Highland City Council extend two TIF districts, create a third. Why?

The Highland City Council approved a contract last week with Moran Economic Development to work on extensions to Tax Increment Finance districts No. 1 and No. 2, in addition to establishing a third TIF district.

“Extending the existing TIF districts and establishing a TIF No. 3 district will allow the city to continue our economic development objectives and provide a key funding tool for critical infrastructure projects,” wrote economic development coordinator Mallord Hubbard in his proposal to the city council.

Tax increment financing districts fund infrastructure improvements and incentives for development in areas considered blighted for reasons like environmental, economic or other causes. As the property values in the TIF district increase, the extra property taxes are set aside to continue funding the projects.

Highland’s TIF No. 1 was established in 2008 and set to expire in 2031. TIF No. 2 was established in 2012 and set to expire in 2035.

“Most TIF agreements are for 10 years, so once you get less than that, it’s hard to make the numbers work for developers,” said City Manager Chris Conrad. “We still have some properties that could be developed.”

In addition, Conrad said, the federal flood maps have changed, and that means more stormwater remediation projects for Highland. “TIF funds are a good way to fund those kinds of infrastructure projects,” he said.
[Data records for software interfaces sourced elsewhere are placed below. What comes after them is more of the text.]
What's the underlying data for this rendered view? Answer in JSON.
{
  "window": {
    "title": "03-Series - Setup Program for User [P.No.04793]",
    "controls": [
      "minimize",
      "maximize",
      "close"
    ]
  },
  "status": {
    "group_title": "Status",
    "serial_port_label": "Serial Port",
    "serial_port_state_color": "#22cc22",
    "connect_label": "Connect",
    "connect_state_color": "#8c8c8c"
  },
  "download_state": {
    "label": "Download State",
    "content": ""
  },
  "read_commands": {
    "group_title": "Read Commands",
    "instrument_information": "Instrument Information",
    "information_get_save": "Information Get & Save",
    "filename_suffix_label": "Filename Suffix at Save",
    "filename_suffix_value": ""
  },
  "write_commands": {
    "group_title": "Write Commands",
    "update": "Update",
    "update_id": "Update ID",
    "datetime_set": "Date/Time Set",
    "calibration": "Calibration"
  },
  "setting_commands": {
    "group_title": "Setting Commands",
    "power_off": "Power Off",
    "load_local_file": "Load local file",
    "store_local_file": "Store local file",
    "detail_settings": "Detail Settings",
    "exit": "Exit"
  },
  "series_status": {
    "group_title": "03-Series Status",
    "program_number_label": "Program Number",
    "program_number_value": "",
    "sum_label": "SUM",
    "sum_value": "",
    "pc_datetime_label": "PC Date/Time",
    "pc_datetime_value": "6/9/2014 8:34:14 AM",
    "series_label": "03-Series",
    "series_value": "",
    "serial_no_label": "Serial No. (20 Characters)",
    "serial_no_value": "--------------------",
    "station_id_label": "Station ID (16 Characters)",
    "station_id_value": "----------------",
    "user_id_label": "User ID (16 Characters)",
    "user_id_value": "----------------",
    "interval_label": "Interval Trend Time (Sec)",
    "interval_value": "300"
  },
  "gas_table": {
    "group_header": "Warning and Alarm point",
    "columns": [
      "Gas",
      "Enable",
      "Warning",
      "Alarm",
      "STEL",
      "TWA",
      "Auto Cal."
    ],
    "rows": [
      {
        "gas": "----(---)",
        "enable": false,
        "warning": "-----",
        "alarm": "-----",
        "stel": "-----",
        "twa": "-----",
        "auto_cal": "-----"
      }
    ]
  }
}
TIF No. 1 has already been used to fund several drainage improvements that should help keep flood insurance rates from rising for residents and business owners, Hubbard said. But he said it has also been a crucial development tool.

“It has been used to support a number of developments, including most recently, Korte Meat Processing purchasing and eventually moving their operations to the old Wall Street Journal printing facility,” Hubbard said.

Other projects included Trout Nutrition’s blending innovation center and matching funds for a state grant that funded road improvements on Executive and Matter Drive.

TIF No. 2 was established to fund the infrastructure around the hospital, Hubbard said. Those improvements were funded through bonds that will continue to 2032.

There was also a $300,000 culvert project to drain a large portion of Highland’s business district, Conrad said. “It’s a choke point for a couple of large creeks that take stormwater out of the north part, and we had to expand that culvert to take on more capacity,” he said. “The biggest concerns we’re looking at are stormwater projects. I can’t disagree with FEMA and how they’re determining the flood elevations …. If you had told me when I took this job that I would be dealing with stormwater as much as we do, I would have called you a liar.”

Under the statute, an existing TIF can only be extended once.

But in the meantime, TIF No. 3 has been proposed for the area between the two existing districts. It covers property recently annexed into the city, which Conrad called “ripe for development.”

“We are hopeful to attract additional retail and commercial developments, along with the attraction of a new hotel,” Hubbard said. “These developments will require extensive site improvements and infrastructure, of which the TIF will be a key mechanism to assist in the funding of said improvements.”

Hubbard said it will also be crucial in assisting with the hospital bonds.

“The city is anticipating the medical office building operated by the hotel to be granted nonprofit status in the near future,” he said. That will hinder TIF No. 2’s ability to pay off the hospital bonds, as the office building’s new tax-exempt status will result in a 60% revenue reduction for the TIF.

Under the law, any new or changed TIF districts require a joint review board of the impacted taxing bodies that also collect the property taxes from the area. The most impacted is Highland District 5 school district, but Conrad said the school leaders have been fully supportive. Key for that is that TIF projects shouldn’t include housing that would add more students to the schools without additional funding, he said.

“We work with the school district pretty closely on projects and what we do with the funds, and we don’t use TIF funds for projects that would increase demands on the school districts,” Conrad said. “We don’t want to impact the schools negatively, tend toward infrastructure and commercial development.”

Conrad said they have submitted their application to extend the TIFs to their state legislators, as legislative approval is required. There will be at least six to nine months of procedural steps before TIF No. 3 is in place, he said.